My understanding of "setting light" is that it is a reference to mockery. A child who mocks their parents, whatever the age of that child and whatever their status in life, is cursed. We must not take the honor of our parents lightly.
"Obey them that have the rule over you, and submit yourselves: for they watch for your souls, as they that must give account, that they may do it with joy, and not with grief: for that is unprofitable for you." Hebrews 13:17
I had the priviledge of hearing Doug Phillips speak once on Ephesians 6:1-2 and he brought out a very interesting aspect of honor. We are to defend our parents' honor. Not only are we to respect them, but we are to refrain from dishonoring them by speaking of them in a disrespectful manner/context. Our parents aren't perfect, they have sins and failures, inconsistencies, some of which may be frustrating to us. But, it is not anyone else's business. Those things remain between my parents and the Lord, my job is to pray for my parents and continue to honor them, not vent and complain. If I have a problem, I take it to Christ in prayer, I should not go and tell Susy and Jane all my woes that my parents "cause". If one struggles to honor, it may be good to get an accountability partner who will pray and encourage. However, it would need to be someone who is strong in this area, who would resist the temptation to sulk with you. In sharing the need for prayer/accountability, don't elaborate on what you don't like about your parents or the way they lead the home, rather focus on your need to lovingly honor them.
"My son, forget not my law; but let thine heart keep my commandments: for length of days, and long life, and peace, shall they add to thee." Proverbs. 3:1-2 "Hear, ye children, the instruction of a father and attend to know understanding. For I give you good doctrine, forsake ye not my law." Proverbs 4:1-2 " A fool despises his father's instruction: but he that regardeth reproof is prudent." Proverbs 15:5
Listen and learn from the wisdom of your parents, especially if they are children of the Most High. Learn from their example and guidance. Honor them by learning from them.
How beautiful is obedience to the commands of God! Let us purpose to honor our parents and to obey them in the Lord.
"The way of the Lord is strength to the upright: but destruction shall be to the workers of iniquity" Proverbs 10:29
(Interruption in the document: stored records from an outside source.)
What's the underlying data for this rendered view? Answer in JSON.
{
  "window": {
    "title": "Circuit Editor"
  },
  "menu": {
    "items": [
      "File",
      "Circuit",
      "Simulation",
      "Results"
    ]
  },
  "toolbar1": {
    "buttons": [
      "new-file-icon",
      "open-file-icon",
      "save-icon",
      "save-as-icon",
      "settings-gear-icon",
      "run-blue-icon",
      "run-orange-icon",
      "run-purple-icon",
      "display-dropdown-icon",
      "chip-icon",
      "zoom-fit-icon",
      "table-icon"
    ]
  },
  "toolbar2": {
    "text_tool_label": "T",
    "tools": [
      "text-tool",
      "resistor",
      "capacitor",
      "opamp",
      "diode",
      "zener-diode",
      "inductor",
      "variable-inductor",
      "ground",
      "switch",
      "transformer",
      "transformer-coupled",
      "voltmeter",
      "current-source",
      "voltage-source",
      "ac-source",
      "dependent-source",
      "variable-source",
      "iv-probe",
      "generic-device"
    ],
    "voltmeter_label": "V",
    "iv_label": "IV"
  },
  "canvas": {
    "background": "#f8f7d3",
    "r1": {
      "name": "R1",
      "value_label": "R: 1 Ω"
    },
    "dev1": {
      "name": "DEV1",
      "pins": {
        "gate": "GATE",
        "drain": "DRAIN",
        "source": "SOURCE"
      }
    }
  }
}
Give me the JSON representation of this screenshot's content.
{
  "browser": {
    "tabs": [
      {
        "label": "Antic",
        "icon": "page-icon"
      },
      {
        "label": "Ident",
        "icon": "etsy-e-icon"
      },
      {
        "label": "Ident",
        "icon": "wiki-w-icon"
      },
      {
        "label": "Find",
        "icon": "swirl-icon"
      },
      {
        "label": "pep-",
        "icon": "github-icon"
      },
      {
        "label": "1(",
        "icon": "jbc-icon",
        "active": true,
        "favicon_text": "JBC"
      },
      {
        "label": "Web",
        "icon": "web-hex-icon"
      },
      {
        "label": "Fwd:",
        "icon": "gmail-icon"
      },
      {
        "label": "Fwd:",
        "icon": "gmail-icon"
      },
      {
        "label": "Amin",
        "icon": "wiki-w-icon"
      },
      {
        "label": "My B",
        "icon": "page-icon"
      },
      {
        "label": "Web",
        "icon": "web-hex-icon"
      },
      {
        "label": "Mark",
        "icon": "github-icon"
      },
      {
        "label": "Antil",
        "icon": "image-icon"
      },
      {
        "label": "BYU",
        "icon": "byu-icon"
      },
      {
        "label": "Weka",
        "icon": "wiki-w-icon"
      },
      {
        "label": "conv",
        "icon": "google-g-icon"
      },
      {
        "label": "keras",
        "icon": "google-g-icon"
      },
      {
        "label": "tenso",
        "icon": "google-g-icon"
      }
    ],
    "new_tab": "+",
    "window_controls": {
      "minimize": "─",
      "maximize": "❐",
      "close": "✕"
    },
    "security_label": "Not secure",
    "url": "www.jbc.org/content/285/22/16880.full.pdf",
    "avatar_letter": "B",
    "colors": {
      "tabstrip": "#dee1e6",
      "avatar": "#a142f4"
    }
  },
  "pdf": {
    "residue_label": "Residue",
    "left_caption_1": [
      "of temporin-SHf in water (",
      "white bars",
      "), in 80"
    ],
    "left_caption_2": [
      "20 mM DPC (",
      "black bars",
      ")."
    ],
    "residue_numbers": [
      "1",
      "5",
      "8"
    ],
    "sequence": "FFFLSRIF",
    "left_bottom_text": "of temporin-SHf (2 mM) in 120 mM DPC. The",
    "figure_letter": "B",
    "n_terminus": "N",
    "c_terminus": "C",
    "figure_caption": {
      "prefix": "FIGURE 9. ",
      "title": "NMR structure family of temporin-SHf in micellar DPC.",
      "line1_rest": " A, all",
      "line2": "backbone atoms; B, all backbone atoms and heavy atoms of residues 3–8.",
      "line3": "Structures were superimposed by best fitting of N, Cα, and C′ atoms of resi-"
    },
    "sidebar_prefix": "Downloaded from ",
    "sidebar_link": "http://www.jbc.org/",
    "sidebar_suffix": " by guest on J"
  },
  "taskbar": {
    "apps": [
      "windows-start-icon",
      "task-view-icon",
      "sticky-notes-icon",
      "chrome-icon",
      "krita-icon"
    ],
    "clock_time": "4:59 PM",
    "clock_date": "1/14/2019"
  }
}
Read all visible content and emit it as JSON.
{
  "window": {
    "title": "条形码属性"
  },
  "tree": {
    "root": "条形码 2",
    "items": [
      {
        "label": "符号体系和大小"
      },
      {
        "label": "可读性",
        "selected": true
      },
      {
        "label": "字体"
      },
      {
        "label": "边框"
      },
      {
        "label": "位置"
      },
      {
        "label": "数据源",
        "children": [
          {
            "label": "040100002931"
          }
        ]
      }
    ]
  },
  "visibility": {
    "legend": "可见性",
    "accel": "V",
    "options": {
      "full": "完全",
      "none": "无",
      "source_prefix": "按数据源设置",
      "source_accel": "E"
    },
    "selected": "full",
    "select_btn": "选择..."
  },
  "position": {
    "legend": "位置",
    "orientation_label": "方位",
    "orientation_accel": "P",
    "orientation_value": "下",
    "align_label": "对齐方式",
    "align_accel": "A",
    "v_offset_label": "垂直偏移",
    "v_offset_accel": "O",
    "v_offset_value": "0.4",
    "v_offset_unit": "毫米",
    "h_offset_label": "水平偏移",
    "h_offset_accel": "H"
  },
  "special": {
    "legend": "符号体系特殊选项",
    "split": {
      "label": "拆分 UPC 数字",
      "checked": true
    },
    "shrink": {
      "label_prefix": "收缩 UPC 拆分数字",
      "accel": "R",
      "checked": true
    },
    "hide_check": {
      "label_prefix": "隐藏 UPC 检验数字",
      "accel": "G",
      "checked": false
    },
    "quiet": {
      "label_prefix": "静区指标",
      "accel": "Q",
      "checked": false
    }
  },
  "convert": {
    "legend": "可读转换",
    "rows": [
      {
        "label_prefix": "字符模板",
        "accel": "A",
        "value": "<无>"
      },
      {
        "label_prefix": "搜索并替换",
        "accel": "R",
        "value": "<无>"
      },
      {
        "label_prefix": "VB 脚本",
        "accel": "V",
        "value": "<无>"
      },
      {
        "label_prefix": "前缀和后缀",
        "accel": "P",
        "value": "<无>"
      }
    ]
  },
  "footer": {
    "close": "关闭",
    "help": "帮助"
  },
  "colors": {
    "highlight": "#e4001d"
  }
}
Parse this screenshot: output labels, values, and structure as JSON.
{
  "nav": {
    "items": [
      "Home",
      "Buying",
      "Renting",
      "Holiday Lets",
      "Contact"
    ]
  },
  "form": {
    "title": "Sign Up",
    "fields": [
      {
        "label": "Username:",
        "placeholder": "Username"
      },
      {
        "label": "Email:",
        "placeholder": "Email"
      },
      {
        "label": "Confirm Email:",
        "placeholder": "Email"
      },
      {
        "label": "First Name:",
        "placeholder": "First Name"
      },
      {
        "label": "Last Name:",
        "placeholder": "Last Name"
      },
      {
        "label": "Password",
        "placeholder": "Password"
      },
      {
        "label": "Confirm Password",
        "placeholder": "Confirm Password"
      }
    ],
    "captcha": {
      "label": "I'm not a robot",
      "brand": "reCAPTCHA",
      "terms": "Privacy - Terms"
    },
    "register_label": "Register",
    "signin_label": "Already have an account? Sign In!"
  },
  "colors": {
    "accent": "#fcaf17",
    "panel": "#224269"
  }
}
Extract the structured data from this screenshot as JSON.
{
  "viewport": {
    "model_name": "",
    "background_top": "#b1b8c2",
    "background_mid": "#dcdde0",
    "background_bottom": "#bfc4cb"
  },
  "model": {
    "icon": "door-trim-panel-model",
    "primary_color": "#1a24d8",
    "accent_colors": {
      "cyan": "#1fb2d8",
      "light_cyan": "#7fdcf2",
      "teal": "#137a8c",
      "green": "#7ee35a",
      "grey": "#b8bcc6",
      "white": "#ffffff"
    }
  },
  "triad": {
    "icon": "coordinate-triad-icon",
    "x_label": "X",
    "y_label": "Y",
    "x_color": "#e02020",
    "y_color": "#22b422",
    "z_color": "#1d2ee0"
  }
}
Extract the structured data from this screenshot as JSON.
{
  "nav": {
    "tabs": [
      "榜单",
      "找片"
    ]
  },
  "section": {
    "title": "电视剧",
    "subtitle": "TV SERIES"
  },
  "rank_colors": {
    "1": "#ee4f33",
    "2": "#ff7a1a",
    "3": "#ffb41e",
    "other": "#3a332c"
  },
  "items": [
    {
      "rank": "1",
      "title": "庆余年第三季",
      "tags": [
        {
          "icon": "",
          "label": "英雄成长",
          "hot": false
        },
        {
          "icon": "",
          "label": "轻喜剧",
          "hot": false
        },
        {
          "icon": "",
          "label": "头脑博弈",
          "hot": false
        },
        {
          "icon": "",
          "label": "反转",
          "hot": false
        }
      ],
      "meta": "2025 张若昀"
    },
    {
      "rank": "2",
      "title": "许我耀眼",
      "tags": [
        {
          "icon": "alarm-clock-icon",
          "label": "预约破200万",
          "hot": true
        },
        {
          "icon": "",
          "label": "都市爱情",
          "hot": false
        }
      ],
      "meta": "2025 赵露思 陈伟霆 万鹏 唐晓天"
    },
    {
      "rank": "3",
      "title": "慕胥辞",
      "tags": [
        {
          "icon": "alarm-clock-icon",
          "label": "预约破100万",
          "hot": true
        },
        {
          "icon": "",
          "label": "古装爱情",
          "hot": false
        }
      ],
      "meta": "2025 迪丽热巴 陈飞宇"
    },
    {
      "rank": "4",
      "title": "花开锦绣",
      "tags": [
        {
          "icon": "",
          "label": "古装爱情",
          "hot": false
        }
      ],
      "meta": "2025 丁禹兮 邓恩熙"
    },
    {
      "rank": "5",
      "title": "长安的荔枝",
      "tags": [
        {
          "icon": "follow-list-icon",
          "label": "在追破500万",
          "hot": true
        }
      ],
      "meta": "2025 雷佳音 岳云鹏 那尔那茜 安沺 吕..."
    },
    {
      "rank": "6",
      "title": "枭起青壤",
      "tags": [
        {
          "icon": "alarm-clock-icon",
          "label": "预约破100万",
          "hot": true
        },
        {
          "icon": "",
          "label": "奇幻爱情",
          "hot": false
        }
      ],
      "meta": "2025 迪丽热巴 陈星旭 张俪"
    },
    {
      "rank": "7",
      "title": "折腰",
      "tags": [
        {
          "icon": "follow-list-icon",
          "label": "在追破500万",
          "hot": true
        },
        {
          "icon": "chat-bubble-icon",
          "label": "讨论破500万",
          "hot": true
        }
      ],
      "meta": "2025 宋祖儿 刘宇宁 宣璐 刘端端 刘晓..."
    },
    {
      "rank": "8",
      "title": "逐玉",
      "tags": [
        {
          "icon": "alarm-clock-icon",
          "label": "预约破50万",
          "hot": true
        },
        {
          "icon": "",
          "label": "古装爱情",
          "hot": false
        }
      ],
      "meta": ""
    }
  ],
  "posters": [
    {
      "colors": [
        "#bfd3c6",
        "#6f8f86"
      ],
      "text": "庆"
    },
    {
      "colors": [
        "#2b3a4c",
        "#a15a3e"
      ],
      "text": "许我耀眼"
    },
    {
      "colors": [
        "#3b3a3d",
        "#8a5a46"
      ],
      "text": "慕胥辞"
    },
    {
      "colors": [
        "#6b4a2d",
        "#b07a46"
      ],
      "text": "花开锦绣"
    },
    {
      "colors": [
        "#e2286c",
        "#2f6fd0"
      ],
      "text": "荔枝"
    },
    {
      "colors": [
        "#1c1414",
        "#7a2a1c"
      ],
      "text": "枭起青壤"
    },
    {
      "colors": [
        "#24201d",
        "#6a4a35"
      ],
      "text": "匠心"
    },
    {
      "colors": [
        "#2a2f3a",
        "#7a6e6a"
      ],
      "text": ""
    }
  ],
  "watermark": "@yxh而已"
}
Jonathan said...


That simply was a good post, and I found it encouraging to read. Yes, we all need to keep going back to the basics in of our Christian walk.

The part about parents expecting rebellion in their teenagers is, sadly, so true. They think this is just part of the natural growing up process. Sure, when children get older (in their teens) they begin thinking more for themselves and start questioning their parents decisions, and this is fine, if done in a respectful way, but rebellion is not. It is sin.

I also want to reiterate the point about honoring our parents and their counsel, even when it seems so wrong. Young people, God has set up authorities and checks and balances in our lives to help us make the right decisions during this very important stage of life. Parents care for us in a way no one else on the planet does. It is through them, I believe, if we are truly honoring and submitting to them, that God will lead us. Even if our parents have made an unwise decision, God WILL honor our submission to them and bless us for it. And remember, God is working all things together for our good and His glory; and no blessed thing He has meant for our lives will some how be missed out on if we honor our parents.

Leah said...

Well said. It is through a child's obedience and honor of their parents that they give to the Lord the honor and worship He deserves, for He is the one offended by a child not honoring what He has placed over them.